The current drug discovery process needs to shift dramatically in order to meet the needs of both the society and patients in the 21st Century. Artificial Intelligence and machine learning, in particular, present the pharmaceutical industry with a real opportunity to do R&D differently, so that it can operate more efficiently and substantially improve success at the early stages of drug development. There needs to be a fundamental shift in drug discovery and Artificial Intelligence holds the key to bringing the pharmaceutical industry into the 21st Century.
Long Term Benefits
The long term benefits of this will mean that the vast resources and money used to develop drugs in the current process will be deployed more effectively to give not only a better return on the investment but also a substantial increase in the delivery of new medicines for serious diseases.
Pharmaceutical companies have vast amounts of compounds that could be the perfect solution to combat specific diseases, but they have no way to identify them as such. The development and production of drugs can cost pharmaceutical companies up to $2.6 billion (£1.8 billion) and take 12 to 14 years to complete.
Reduced Time and Cost
Thus, the main short/medium-term implication AI has for the pharmaceutical industry is the reduced time it takes to develop drugs and thus the associated costs, enhancing return on investment and could even mean a reduction in cost for end users. It can take up to 15 years to translate a drug discovery idea from initial inception to a market ready product. This contrasts with the rapidity of innovation in other industry sectors. Identifying the right protein to manipulate in a disease, proving the concept, optimizing the molecule for delivery to the patient, carrying out preclinical and clinical safety and efficacy testing are all essential, but ultimately the process takes far too long.
Technology will drive the Pharmaceutical Industry Forward One highly advanced tool that leaps to the forefront of this discussion and illuminates the possibility of what technology holds for our industry can be stated as a clinical report writing tool based on artificial intelligence.
In less than an hour, this tool can generate a first draft, company and regulatory-compliant Clinical Study Report (CSR) that is 80% to 90% complete. Let that sink in for a moment. In less time than most people take a lunch break, there is a tool that successfully drafts a fully compliant, 80% to 90% completed CSR.
This tool can reduce the time for completing each CSR by four to six weeks, and can reduce the internal resource utilization per the study by about 250 hours and about $25,000. Researchers at Houston Methodist Research Institute have developed an AI model that can predict breast cancer risk, allowing doctors to closely monitor those at future risk Processing large clinical and medical data isn’t the only place where AI could affect the pharmaceutical industry.
Even business and marketing based decisions could be helped by computing ‘brains’, for example by analyzing and assisting with mergers and acquisitions and providing guidance on the most efficient and effective way to market new products.
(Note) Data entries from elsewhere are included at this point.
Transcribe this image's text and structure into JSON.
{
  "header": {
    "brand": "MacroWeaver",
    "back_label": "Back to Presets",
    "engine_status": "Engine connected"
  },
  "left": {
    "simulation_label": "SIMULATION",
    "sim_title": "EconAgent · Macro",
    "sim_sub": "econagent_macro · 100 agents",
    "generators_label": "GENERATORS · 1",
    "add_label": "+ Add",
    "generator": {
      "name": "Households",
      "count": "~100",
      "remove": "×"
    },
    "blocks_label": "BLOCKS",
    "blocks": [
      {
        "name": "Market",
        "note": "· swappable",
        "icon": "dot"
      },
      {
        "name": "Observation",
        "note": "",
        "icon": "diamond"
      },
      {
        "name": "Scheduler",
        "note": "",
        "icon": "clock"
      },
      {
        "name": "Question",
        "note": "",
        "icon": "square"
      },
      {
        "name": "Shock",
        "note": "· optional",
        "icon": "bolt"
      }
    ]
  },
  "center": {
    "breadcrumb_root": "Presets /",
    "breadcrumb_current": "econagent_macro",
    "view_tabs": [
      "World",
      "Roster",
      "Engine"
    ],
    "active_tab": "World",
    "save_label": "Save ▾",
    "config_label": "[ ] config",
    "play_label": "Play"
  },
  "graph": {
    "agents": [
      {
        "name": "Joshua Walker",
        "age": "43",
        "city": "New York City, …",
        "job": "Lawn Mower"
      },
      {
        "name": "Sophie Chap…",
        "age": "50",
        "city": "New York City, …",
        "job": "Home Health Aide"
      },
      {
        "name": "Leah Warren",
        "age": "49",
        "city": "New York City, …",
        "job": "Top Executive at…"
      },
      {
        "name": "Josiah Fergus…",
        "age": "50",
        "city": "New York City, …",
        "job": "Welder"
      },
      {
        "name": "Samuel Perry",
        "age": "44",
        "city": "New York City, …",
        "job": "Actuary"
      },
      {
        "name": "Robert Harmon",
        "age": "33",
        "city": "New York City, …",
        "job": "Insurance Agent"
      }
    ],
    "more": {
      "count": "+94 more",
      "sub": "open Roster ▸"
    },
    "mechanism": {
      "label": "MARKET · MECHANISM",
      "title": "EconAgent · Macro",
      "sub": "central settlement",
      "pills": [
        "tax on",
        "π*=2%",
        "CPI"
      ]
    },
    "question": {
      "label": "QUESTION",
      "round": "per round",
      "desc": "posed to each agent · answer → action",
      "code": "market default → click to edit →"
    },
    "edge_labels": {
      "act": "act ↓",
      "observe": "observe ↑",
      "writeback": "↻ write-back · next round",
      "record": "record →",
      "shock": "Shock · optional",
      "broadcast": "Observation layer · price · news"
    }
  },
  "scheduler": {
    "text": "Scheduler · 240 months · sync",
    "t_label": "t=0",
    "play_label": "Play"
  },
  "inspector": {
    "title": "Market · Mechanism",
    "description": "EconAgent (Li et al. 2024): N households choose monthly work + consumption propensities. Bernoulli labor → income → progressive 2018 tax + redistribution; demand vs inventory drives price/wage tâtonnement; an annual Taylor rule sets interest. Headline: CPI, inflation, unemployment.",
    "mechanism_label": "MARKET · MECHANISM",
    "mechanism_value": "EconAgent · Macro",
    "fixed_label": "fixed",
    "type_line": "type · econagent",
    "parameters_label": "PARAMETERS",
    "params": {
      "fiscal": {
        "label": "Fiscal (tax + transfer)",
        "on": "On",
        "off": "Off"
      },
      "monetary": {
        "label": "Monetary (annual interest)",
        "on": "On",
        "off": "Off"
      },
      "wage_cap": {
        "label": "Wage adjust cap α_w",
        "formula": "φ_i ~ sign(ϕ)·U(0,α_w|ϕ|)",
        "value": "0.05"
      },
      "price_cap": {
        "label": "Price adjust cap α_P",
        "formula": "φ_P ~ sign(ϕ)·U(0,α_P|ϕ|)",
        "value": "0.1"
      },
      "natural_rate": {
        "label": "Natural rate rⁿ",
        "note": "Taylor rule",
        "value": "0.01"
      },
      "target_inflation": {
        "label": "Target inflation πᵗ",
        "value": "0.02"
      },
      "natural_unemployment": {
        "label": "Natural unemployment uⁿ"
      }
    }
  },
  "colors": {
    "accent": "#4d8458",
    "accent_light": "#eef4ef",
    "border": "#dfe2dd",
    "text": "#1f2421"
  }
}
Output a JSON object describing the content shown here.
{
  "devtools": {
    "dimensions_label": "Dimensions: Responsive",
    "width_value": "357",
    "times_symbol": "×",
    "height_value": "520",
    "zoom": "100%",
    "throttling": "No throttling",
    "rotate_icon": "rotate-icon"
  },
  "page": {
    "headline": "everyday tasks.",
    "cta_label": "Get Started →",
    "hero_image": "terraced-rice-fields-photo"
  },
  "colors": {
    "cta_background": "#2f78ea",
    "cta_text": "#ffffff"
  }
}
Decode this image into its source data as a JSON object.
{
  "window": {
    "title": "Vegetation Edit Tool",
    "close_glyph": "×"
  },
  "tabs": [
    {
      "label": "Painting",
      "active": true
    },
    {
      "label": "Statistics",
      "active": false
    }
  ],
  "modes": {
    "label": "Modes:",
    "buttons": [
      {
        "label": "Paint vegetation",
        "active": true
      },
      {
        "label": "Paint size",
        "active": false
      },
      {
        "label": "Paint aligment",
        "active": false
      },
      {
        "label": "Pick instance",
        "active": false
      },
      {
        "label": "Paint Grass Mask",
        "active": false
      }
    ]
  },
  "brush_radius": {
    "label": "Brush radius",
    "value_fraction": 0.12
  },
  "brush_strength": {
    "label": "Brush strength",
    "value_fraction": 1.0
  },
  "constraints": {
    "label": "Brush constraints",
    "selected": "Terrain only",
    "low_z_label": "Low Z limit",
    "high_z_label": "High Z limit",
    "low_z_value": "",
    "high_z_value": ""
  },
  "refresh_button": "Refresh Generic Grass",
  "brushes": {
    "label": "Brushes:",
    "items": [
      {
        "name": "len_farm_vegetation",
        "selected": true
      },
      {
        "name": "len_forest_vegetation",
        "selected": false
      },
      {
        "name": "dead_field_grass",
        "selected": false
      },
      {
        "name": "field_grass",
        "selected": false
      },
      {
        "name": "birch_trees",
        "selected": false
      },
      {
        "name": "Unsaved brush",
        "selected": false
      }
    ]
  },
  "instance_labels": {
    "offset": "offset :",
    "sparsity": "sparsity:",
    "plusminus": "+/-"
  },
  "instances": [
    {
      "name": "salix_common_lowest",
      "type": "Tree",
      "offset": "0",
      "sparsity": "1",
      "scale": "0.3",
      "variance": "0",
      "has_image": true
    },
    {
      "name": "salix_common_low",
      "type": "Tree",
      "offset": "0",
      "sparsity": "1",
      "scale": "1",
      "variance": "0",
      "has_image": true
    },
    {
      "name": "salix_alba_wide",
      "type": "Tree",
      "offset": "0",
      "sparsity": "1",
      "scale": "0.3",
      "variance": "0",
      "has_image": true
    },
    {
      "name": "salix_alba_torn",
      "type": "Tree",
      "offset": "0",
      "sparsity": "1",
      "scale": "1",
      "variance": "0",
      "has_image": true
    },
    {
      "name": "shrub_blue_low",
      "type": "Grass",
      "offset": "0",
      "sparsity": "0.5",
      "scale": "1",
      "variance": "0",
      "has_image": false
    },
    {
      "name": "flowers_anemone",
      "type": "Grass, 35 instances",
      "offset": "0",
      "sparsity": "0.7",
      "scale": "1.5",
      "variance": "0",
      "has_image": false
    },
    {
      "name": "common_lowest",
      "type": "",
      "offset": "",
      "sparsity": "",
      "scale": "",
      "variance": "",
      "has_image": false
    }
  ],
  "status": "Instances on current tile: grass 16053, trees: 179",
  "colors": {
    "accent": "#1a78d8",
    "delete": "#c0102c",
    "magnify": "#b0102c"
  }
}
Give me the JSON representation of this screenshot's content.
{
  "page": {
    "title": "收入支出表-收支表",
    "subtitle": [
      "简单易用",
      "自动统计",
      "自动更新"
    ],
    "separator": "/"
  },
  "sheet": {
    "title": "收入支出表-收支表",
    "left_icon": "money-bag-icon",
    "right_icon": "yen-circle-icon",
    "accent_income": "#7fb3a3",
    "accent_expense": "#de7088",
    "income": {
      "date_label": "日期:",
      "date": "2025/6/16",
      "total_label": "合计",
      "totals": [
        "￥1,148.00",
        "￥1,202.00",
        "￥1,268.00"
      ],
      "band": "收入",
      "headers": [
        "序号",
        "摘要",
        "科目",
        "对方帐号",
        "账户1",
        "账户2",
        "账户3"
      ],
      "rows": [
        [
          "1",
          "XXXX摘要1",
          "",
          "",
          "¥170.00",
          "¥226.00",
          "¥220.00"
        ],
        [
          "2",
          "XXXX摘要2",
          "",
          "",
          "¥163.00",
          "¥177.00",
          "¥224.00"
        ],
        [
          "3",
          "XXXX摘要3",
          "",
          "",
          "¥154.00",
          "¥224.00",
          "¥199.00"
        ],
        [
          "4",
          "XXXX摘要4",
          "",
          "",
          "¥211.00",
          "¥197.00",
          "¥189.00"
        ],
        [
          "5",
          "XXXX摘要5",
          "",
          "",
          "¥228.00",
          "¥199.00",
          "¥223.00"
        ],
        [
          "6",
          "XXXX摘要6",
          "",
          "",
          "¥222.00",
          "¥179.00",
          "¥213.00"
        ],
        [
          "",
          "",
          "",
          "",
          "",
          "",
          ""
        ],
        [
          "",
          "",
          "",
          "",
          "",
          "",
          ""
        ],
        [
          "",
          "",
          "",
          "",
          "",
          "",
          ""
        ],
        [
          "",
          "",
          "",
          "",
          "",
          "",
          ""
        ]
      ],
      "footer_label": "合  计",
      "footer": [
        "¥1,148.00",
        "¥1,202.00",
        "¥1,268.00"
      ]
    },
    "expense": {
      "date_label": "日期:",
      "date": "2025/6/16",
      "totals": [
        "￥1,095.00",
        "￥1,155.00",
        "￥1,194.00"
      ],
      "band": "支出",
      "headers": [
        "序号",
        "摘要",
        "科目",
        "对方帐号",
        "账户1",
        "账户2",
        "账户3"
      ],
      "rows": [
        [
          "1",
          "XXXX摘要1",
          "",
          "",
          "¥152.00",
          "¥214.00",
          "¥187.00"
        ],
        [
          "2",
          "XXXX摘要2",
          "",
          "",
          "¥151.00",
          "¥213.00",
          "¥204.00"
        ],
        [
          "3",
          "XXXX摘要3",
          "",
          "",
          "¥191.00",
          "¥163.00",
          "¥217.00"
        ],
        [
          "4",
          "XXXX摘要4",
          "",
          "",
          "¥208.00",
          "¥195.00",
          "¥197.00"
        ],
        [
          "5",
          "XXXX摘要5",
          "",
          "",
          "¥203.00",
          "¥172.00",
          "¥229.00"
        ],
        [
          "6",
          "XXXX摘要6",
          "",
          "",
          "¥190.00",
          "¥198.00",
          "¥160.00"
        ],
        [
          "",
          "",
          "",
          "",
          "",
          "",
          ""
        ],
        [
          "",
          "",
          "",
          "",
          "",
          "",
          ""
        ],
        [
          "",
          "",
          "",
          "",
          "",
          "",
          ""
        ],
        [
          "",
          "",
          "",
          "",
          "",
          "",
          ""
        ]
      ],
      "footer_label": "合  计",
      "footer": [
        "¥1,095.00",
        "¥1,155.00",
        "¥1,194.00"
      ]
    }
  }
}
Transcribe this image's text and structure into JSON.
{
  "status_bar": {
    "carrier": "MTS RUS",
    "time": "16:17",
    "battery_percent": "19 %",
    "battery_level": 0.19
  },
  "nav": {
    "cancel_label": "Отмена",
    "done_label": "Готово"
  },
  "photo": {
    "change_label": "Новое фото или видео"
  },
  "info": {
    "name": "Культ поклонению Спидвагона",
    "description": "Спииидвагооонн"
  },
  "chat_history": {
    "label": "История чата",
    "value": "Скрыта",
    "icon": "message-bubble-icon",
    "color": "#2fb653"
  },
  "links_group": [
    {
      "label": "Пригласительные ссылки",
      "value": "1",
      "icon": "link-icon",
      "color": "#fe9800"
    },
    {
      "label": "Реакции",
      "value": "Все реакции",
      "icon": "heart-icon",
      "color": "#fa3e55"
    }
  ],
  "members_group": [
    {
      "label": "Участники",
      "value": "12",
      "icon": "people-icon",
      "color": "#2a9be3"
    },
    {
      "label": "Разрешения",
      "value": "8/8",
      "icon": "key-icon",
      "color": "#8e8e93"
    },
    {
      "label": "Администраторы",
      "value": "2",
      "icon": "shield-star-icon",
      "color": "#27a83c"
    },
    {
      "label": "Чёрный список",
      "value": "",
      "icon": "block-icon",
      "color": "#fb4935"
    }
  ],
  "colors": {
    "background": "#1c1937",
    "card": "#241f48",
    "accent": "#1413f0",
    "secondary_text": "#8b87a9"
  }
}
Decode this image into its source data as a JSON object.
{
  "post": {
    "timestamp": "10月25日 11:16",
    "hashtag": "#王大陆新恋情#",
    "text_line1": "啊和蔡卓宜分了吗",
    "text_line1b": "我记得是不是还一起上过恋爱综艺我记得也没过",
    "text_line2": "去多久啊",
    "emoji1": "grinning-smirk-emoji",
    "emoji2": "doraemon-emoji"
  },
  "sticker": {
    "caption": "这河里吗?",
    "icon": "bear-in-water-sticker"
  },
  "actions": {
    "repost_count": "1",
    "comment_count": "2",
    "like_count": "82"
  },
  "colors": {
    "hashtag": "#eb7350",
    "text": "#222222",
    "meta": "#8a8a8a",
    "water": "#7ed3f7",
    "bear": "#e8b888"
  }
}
The technology will also help in terms of the industry’s selection of patients for clinical trials and enable companies to identify any issues with compounds much earlier when it comes to efficacy and safety. The AI and machine learning methodologies could contribute a lot to the development of the industry. It can be used to good effect to build a strong, sustainable pipeline of new medicines. A group of researchers who are experts in hypotheses arrives at a prioritized list of hypotheses which are considered to be worth exploring.